• **Task statement**
What is needed here is a faithful repeat of every entry, with no character changed.

*** Opening of Input for this task ***

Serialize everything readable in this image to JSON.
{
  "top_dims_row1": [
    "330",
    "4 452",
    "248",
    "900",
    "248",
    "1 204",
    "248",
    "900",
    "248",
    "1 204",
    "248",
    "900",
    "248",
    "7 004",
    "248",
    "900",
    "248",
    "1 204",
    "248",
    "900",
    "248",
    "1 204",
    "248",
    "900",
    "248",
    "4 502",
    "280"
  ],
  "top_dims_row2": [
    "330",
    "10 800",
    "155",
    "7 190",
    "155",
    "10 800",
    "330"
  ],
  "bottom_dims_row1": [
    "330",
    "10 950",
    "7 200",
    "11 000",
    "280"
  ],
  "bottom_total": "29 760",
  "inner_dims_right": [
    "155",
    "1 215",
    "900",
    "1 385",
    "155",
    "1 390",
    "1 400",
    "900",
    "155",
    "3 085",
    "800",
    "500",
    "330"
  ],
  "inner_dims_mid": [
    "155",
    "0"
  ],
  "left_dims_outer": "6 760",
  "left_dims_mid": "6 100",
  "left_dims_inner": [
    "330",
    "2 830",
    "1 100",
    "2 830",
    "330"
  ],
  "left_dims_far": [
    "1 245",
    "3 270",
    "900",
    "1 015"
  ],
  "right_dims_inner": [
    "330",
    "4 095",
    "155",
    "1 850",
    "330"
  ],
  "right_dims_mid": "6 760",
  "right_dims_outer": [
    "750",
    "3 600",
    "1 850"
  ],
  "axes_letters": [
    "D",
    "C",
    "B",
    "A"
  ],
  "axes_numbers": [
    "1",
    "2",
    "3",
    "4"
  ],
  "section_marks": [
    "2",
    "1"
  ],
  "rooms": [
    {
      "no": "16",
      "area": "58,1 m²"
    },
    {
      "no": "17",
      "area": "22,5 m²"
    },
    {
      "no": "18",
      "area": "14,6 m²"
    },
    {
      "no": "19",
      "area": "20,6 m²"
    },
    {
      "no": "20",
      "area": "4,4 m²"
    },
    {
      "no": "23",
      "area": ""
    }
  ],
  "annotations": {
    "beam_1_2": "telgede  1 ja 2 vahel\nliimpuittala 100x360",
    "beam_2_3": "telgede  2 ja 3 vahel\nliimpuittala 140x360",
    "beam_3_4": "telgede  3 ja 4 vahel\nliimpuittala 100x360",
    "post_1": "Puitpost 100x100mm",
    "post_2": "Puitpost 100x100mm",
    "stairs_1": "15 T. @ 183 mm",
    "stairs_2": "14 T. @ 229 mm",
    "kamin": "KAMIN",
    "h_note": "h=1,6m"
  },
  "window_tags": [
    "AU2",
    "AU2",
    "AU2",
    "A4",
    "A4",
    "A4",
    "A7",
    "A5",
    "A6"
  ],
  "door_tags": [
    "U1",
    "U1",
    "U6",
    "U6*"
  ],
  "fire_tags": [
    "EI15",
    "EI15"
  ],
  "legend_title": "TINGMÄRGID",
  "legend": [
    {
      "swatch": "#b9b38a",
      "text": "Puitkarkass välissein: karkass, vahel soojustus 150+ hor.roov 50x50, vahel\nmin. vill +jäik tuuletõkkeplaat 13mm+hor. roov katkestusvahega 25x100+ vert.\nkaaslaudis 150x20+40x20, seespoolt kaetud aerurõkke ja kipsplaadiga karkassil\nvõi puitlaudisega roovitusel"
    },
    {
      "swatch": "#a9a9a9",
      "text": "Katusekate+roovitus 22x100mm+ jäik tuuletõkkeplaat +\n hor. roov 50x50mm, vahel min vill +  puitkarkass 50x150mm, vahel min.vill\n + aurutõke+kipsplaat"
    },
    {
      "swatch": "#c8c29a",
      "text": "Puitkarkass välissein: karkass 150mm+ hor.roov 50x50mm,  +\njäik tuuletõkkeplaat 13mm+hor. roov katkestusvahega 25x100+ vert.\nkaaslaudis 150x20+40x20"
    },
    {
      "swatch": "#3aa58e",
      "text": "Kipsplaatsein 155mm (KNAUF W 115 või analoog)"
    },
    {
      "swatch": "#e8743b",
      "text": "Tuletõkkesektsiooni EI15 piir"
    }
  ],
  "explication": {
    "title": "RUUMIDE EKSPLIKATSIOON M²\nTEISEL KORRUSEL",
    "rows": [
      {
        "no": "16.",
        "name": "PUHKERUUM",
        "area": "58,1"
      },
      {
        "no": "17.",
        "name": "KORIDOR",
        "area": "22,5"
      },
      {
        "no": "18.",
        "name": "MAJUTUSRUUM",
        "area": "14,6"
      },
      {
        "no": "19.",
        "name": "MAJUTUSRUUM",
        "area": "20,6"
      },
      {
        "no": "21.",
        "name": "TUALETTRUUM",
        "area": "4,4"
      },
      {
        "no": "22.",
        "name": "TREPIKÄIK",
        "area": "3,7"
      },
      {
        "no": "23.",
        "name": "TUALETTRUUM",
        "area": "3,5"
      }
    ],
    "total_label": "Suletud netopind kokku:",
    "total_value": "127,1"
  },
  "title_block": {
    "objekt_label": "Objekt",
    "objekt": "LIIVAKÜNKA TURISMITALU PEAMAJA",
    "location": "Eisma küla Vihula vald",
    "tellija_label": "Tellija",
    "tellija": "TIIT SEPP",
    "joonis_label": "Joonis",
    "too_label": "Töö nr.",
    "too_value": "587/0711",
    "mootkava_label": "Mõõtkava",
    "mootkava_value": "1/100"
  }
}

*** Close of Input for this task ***

• **Output of the exercise**
Serialize everything readable in this image to JSON.
{
  "top_dims_row1": [
    "330",
    "4 452",
    "248",
    "900",
    "248",
    "1 204",
    "248",
    "900",
    "248",
    "1 204",
    "248",
    "900",
    "248",
    "7 004",
    "248",
    "900",
    "248",
    "1 204",
    "248",
    "900",
    "248",
    "1 204",
    "248",
    "900",
    "248",
    "4 502",
    "280"
  ],
  "top_dims_row2": [
    "330",
    "10 800",
    "155",
    "7 190",
    "155",
    "10 800",
    "330"
  ],
  "bottom_dims_row1": [
    "330",
    "10 950",
    "7 200",
    "11 000",
    "280"
  ],
  "bottom_total": "29 760",
  "inner_dims_right": [
    "155",
    "1 215",
    "900",
    "1 385",
    "155",
    "1 390",
    "1 400",
    "900",
    "155",
    "3 085",
    "800",
    "500",
    "330"
  ],
  "inner_dims_mid": [
    "155",
    "0"
  ],
  "left_dims_outer": "6 760",
  "left_dims_mid": "6 100",
  "left_dims_inner": [
    "330",
    "2 830",
    "1 100",
    "2 830",
    "330"
  ],
  "left_dims_far": [
    "1 245",
    "3 270",
    "900",
    "1 015"
  ],
  "right_dims_inner": [
    "330",
    "4 095",
    "155",
    "1 850",
    "330"
  ],
  "right_dims_mid": "6 760",
  "right_dims_outer": [
    "750",
    "3 600",
    "1 850"
  ],
  "axes_letters": [
    "D",
    "C",
    "B",
    "A"
  ],
  "axes_numbers": [
    "1",
    "2",
    "3",
    "4"
  ],
  "section_marks": [
    "2",
    "1"
  ],
  "rooms": [
    {
      "no": "16",
      "area": "58,1 m²"
    },
    {
      "no": "17",
      "area": "22,5 m²"
    },
    {
      "no": "18",
      "area": "14,6 m²"
    },
    {
      "no": "19",
      "area": "20,6 m²"
    },
    {
      "no": "20",
      "area": "4,4 m²"
    },
    {
      "no": "23",
      "area": ""
    }
  ],
  "annotations": {
    "beam_1_2": "telgede  1 ja 2 vahel\nliimpuittala 100x360",
    "beam_2_3": "telgede  2 ja 3 vahel\nliimpuittala 140x360",
    "beam_3_4": "telgede  3 ja 4 vahel\nliimpuittala 100x360",
    "post_1": "Puitpost 100x100mm",
    "post_2": "Puitpost 100x100mm",
    "stairs_1": "15 T. @ 183 mm",
    "stairs_2": "14 T. @ 229 mm",
    "kamin": "KAMIN",
    "h_note": "h=1,6m"
  },
  "window_tags": [
    "AU2",
    "AU2",
    "AU2",
    "A4",
    "A4",
    "A4",
    "A7",
    "A5",
    "A6"
  ],
  "door_tags": [
    "U1",
    "U1",
    "U6",
    "U6*"
  ],
  "fire_tags": [
    "EI15",
    "EI15"
  ],
  "legend_title": "TINGMÄRGID",
  "legend": [
    {
      "swatch": "#b9b38a",
      "text": "Puitkarkass välissein: karkass, vahel soojustus 150+ hor.roov 50x50, vahel\nmin. vill +jäik tuuletõkkeplaat 13mm+hor. roov katkestusvahega 25x100+ vert.\nkaaslaudis 150x20+40x20, seespoolt kaetud aerurõkke ja kipsplaadiga karkassil\nvõi puitlaudisega roovitusel"
    },
    {
      "swatch": "#a9a9a9",
      "text": "Katusekate+roovitus 22x100mm+ jäik tuuletõkkeplaat +\n hor. roov 50x50mm, vahel min vill +  puitkarkass 50x150mm, vahel min.vill\n + aurutõke+kipsplaat"
    },
    {
      "swatch": "#c8c29a",
      "text": "Puitkarkass välissein: karkass 150mm+ hor.roov 50x50mm,  +\njäik tuuletõkkeplaat 13mm+hor. roov katkestusvahega 25x100+ vert.\nkaaslaudis 150x20+40x20"
    },
    {
      "swatch": "#3aa58e",
      "text": "Kipsplaatsein 155mm (KNAUF W 115 või analoog)"
    },
    {
      "swatch": "#e8743b",
      "text": "Tuletõkkesektsiooni EI15 piir"
    }
  ],
  "explication": {
    "title": "RUUMIDE EKSPLIKATSIOON M²\nTEISEL KORRUSEL",
    "rows": [
      {
        "no": "16.",
        "name": "PUHKERUUM",
        "area": "58,1"
      },
      {
        "no": "17.",
        "name": "KORIDOR",
        "area": "22,5"
      },
      {
        "no": "18.",
        "name": "MAJUTUSRUUM",
        "area": "14,6"
      },
      {
        "no": "19.",
        "name": "MAJUTUSRUUM",
        "area": "20,6"
      },
      {
        "no": "21.",
        "name": "TUALETTRUUM",
        "area": "4,4"
      },
      {
        "no": "22.",
        "name": "TREPIKÄIK",
        "area": "3,7"
      },
      {
        "no": "23.",
        "name": "TUALETTRUUM",
        "area": "3,5"
      }
    ],
    "total_label": "Suletud netopind kokku:",
    "total_value": "127,1"
  },
  "title_block": {
    "objekt_label": "Objekt",
    "objekt": "LIIVAKÜNKA TURISMITALU PEAMAJA",
    "location": "Eisma küla Vihula vald",
    "tellija_label": "Tellija",
    "tellija": "TIIT SEPP",
    "joonis_label": "Joonis",
    "too_label": "Töö nr.",
    "too_value": "587/0711",
    "mootkava_label": "Mõõtkava",
    "mootkava_value": "1/100"
  }
}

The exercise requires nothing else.